The Department of Recreational Sports is now allowing children ages three and four to participate in all 18 sports in its Let’s Play Sports program. The Let’s Play Sports program offers instructional classes for children to learn different sports.
Lindsay Bond, coordinator of adapted recreational sports and Learn to Swim community programs at Ohio State, said the change is part of a complete renovation of the Let’s Play Sports program, which includes a restructuring of class levels.
Previously, only children ages five to 14 were permitted to participate, Bond said.
She said that instead of separating children by age, they are now separated by skill level.
“A child potentially learning the exact same thing in basketball for 5- to 6-year-olds taking a 7- to 8-year-old was not logical,” Bond said. “So, we wanted more structure and a distinct difference between the levels.”
She said the change was also brought on by dwindling enrollment.
“Our numbers were starting to be affected by the economy so we knew something had to change to make it worth it for families,” she said.
Chip Whyte, a third-year in accounting, said he has experienced this first hand.
Whyte is the instructor for the Sunday session of Let’s Play Sports flag football program.
He said enrollment has been down in the last two quarters and this one especially.
“It is hard to teach a class when there is only one student,” Whyte said. “It is impossible to play games.”
Bond offered another explanation for why class enrollment has gone down.
“Since we are offering more classes with the restructuring, individual class numbers are low in some sports,” she said.
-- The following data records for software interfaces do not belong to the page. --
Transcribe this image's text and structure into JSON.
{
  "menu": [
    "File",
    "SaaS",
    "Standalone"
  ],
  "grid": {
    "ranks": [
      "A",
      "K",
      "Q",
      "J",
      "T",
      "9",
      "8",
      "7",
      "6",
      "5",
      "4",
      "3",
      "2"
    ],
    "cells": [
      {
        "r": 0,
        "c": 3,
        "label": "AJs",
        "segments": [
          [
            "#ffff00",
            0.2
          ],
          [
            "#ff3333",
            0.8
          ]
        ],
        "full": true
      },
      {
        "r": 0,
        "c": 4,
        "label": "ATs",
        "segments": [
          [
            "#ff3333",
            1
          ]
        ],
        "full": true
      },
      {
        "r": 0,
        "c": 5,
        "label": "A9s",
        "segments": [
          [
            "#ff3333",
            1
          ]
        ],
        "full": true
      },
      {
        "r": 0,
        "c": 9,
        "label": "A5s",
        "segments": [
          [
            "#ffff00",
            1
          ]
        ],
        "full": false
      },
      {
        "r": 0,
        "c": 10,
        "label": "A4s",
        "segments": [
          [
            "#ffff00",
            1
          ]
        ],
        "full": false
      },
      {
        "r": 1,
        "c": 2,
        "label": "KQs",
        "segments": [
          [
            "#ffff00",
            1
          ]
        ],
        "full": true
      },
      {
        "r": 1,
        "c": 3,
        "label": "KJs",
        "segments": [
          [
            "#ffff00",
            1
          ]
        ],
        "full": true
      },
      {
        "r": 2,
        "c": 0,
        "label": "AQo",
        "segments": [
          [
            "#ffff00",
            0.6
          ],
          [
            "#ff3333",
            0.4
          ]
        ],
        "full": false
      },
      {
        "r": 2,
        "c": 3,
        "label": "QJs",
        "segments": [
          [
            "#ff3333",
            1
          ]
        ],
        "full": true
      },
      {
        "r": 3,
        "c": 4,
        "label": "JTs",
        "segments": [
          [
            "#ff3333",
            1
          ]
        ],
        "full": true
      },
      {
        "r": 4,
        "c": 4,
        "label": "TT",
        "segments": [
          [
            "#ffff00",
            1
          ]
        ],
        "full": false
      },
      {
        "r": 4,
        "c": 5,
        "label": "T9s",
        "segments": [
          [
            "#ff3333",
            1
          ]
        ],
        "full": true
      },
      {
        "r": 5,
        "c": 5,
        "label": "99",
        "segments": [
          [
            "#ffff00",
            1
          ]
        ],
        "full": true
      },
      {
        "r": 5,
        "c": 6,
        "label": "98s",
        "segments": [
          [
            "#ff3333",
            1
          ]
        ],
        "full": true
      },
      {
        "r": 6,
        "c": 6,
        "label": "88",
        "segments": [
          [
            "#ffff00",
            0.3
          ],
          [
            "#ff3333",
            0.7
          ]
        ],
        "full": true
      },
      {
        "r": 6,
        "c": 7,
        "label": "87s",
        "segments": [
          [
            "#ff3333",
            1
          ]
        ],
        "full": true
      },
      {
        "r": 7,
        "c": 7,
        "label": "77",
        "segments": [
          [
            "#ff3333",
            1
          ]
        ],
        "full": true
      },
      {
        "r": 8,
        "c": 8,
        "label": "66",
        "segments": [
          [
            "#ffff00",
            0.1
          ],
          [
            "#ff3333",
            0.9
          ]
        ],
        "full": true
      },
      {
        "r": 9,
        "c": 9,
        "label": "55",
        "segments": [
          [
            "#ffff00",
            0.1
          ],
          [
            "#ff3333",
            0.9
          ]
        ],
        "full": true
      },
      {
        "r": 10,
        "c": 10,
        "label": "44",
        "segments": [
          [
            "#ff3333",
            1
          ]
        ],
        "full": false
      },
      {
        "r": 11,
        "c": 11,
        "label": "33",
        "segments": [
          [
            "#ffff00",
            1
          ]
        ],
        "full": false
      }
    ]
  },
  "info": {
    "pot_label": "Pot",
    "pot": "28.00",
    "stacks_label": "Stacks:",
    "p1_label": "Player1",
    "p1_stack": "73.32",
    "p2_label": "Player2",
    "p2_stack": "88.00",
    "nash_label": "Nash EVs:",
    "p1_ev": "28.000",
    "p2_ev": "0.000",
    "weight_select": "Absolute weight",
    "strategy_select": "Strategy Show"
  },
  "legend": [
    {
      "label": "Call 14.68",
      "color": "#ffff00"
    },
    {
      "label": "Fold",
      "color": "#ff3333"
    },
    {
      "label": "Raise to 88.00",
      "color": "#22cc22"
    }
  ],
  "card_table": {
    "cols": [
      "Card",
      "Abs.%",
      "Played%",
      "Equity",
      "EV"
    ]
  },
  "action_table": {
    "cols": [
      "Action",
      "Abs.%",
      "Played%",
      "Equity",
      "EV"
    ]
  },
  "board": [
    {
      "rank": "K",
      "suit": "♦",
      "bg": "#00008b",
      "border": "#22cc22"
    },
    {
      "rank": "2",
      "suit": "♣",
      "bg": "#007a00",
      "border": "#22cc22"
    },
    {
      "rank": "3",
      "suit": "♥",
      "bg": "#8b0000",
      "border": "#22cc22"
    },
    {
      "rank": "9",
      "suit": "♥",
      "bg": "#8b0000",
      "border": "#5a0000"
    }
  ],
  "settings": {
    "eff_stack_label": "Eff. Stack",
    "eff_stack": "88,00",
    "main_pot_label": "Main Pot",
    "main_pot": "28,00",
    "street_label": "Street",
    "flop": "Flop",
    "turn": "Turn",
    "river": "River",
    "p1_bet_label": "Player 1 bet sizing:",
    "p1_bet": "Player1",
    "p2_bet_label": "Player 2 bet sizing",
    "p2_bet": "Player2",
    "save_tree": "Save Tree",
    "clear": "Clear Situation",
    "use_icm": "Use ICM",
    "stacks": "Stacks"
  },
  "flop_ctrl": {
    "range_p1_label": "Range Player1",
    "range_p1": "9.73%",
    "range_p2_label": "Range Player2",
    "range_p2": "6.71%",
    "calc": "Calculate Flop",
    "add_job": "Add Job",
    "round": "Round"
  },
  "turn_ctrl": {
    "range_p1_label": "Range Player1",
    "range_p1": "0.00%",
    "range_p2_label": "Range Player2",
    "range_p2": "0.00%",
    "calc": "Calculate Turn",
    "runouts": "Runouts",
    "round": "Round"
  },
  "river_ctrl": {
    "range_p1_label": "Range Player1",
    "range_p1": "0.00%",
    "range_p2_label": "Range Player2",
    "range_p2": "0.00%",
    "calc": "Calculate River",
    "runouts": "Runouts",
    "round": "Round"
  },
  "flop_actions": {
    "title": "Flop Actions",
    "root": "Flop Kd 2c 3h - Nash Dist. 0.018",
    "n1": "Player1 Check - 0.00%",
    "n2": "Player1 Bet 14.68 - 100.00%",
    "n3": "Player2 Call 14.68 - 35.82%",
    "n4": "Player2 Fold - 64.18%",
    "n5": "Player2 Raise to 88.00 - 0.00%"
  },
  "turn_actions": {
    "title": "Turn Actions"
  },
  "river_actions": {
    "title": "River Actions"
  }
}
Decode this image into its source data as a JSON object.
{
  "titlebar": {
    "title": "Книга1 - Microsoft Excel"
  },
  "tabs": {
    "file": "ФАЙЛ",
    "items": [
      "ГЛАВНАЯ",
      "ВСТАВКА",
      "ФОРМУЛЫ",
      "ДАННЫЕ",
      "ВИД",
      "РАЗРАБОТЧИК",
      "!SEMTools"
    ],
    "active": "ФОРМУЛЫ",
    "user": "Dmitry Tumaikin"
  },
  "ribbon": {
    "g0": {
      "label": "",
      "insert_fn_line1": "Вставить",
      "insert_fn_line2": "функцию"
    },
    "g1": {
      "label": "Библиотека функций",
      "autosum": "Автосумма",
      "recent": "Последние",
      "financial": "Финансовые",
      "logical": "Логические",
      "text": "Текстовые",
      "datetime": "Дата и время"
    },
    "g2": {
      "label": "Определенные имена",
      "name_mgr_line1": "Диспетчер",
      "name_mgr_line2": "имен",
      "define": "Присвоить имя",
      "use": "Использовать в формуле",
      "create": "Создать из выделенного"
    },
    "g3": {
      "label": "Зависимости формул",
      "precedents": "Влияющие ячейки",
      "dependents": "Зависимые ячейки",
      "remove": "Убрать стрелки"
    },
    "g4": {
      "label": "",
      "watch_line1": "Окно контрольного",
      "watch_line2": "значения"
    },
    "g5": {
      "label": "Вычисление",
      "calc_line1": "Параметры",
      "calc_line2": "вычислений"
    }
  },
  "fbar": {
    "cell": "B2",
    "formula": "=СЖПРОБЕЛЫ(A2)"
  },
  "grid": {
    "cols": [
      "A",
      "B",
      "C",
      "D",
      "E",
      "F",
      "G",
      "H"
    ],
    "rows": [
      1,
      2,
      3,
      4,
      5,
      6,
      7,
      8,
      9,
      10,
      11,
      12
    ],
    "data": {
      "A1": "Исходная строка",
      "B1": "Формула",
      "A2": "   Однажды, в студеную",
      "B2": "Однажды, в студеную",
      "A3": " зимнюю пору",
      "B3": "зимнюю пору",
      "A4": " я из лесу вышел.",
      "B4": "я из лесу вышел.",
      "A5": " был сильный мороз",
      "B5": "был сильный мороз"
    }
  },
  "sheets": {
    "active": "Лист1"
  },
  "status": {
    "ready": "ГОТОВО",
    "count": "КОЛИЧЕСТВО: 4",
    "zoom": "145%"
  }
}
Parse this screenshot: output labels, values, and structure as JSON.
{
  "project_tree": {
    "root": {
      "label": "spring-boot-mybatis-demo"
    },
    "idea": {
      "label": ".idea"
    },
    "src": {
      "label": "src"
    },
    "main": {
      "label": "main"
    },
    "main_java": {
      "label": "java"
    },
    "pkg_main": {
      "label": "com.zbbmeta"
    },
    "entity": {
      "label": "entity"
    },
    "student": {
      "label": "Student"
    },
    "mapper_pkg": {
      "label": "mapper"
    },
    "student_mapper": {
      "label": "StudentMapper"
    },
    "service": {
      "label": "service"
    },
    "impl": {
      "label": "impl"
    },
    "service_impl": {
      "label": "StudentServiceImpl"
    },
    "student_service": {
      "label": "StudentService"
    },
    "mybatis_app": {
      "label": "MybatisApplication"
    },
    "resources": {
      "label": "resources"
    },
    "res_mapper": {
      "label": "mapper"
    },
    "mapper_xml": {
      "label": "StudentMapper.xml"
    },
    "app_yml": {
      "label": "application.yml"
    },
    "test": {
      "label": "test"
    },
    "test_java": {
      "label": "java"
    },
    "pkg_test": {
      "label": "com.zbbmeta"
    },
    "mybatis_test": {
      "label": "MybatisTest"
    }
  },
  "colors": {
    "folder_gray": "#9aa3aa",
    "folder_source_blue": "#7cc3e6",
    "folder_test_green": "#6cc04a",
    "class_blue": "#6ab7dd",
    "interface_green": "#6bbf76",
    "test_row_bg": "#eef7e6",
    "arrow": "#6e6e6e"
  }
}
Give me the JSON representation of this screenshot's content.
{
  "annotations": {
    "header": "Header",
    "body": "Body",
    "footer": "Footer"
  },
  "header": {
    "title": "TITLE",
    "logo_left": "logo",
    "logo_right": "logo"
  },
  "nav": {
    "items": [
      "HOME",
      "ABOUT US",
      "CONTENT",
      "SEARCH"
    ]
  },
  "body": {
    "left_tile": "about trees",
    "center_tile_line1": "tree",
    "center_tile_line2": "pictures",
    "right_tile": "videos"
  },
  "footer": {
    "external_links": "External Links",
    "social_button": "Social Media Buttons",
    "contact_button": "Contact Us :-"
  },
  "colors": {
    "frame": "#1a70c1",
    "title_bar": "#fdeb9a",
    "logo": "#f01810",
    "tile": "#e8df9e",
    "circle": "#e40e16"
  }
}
Matt Terrazzino, the Let’s Play Sports and Active Adult student supervisor, said that despite this, preschool classes have generally had the highest enrollment.
He said soccer and tennis are the most popular sports among all age groups.
Bond said there is a specific lesson plan and curriculum for each sport.
In football, the main goals are teaching children how to stretch properly and proper technique when running and holding onto the ball, Bond said.
Whyte said it is not the curriculum, but the children that provide the biggest challenge.
“These young kids have very short attention spans,” he said. “They get easily distracted by the airplanes flying overhead.”
The programs also offer a chance for students to get involved in the community.
Bond said Whyte is one of about 15 students that work in the Let’s Play Sports program.
She said that the department recruits staff for its summer camp and many of the students then stay on from there to work with Let’s Play Sports.
“Most of them find out about us from word of mouth from friends that work here or submit an application for the department,” she said.
Programs are offered year round but the time of year affects when certain sports are offered.
Parents don’t have to be Recreational Sports members, as member and nonmember rates are offered.
Bond said that the department is, “rolling out marketing for winter classes,” in an effort to boost participation.